WHAT TO WORK ON: Your answer must be every line below, repeated exactly.

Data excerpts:
○ ○ ○ ○

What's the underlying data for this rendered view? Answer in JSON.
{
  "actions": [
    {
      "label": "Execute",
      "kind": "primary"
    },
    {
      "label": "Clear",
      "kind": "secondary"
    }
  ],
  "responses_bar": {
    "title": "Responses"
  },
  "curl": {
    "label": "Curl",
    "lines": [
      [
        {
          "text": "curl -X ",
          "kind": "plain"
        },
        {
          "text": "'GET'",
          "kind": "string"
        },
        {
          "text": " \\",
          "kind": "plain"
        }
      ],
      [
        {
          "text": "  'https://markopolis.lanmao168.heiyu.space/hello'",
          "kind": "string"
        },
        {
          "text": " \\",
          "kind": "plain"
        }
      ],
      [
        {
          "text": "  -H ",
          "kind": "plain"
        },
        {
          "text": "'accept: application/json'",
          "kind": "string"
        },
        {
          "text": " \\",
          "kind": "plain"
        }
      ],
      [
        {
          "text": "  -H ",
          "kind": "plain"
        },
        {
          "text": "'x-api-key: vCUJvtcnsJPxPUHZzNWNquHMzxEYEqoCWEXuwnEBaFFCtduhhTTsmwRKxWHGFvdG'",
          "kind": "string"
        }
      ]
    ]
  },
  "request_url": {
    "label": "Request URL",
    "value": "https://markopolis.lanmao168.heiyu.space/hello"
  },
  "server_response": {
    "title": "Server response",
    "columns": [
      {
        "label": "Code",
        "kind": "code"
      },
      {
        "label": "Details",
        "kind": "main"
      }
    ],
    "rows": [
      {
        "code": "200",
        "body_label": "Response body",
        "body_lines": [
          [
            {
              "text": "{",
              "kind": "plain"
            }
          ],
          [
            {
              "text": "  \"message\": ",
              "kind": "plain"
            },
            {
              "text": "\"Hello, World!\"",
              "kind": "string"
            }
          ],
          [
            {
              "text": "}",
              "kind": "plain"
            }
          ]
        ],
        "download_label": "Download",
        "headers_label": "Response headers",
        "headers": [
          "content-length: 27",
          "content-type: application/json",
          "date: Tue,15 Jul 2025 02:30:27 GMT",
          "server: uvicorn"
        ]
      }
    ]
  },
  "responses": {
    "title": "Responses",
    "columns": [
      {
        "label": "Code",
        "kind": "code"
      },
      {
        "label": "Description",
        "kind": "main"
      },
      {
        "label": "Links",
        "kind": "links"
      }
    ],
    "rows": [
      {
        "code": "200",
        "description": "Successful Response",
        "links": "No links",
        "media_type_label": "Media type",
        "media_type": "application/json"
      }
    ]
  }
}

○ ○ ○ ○

SOLVED PROBLEM:
What's the underlying data for this rendered view? Answer in JSON.
{
  "actions": [
    {
      "label": "Execute",
      "kind": "primary"
    },
    {
      "label": "Clear",
      "kind": "secondary"
    }
  ],
  "responses_bar": {
    "title": "Responses"
  },
  "curl": {
    "label": "Curl",
    "lines": [
      [
        {
          "text": "curl -X ",
          "kind": "plain"
        },
        {
          "text": "'GET'",
          "kind": "string"
        },
        {
          "text": " \\",
          "kind": "plain"
        }
      ],
      [
        {
          "text": "  'https://markopolis.lanmao168.heiyu.space/hello'",
          "kind": "string"
        },
        {
          "text": " \\",
          "kind": "plain"
        }
      ],
      [
        {
          "text": "  -H ",
          "kind": "plain"
        },
        {
          "text": "'accept: application/json'",
          "kind": "string"
        },
        {
          "text": " \\",
          "kind": "plain"
        }
      ],
      [
        {
          "text": "  -H ",
          "kind": "plain"
        },
        {
          "text": "'x-api-key: vCUJvtcnsJPxPUHZzNWNquHMzxEYEqoCWEXuwnEBaFFCtduhhTTsmwRKxWHGFvdG'",
          "kind": "string"
        }
      ]
    ]
  },
  "request_url": {
    "label": "Request URL",
    "value": "https://markopolis.lanmao168.heiyu.space/hello"
  },
  "server_response": {
    "title": "Server response",
    "columns": [
      {
        "label": "Code",
        "kind": "code"
      },
      {
        "label": "Details",
        "kind": "main"
      }
    ],
    "rows": [
      {
        "code": "200",
        "body_label": "Response body",
        "body_lines": [
          [
            {
              "text": "{",
              "kind": "plain"
            }
          ],
          [
            {
              "text": "  \"message\": ",
              "kind": "plain"
            },
            {
              "text": "\"Hello, World!\"",
              "kind": "string"
            }
          ],
          [
            {
              "text": "}",
              "kind": "plain"
            }
          ]
        ],
        "download_label": "Download",
        "headers_label": "Response headers",
        "headers": [
          "content-length: 27",
          "content-type: application/json",
          "date: Tue,15 Jul 2025 02:30:27 GMT",
          "server: uvicorn"
        ]
      }
    ]
  },
  "responses": {
    "title": "Responses",
    "columns": [
      {
        "label": "Code",
        "kind": "code"
      },
      {
        "label": "Description",
        "kind": "main"
      },
      {
        "label": "Links",
        "kind": "links"
      }
    ],
    "rows": [
      {
        "code": "200",
        "description": "Successful Response",
        "links": "No links",
        "media_type_label": "Media type",
        "media_type": "application/json"
      }
    ]
  }
}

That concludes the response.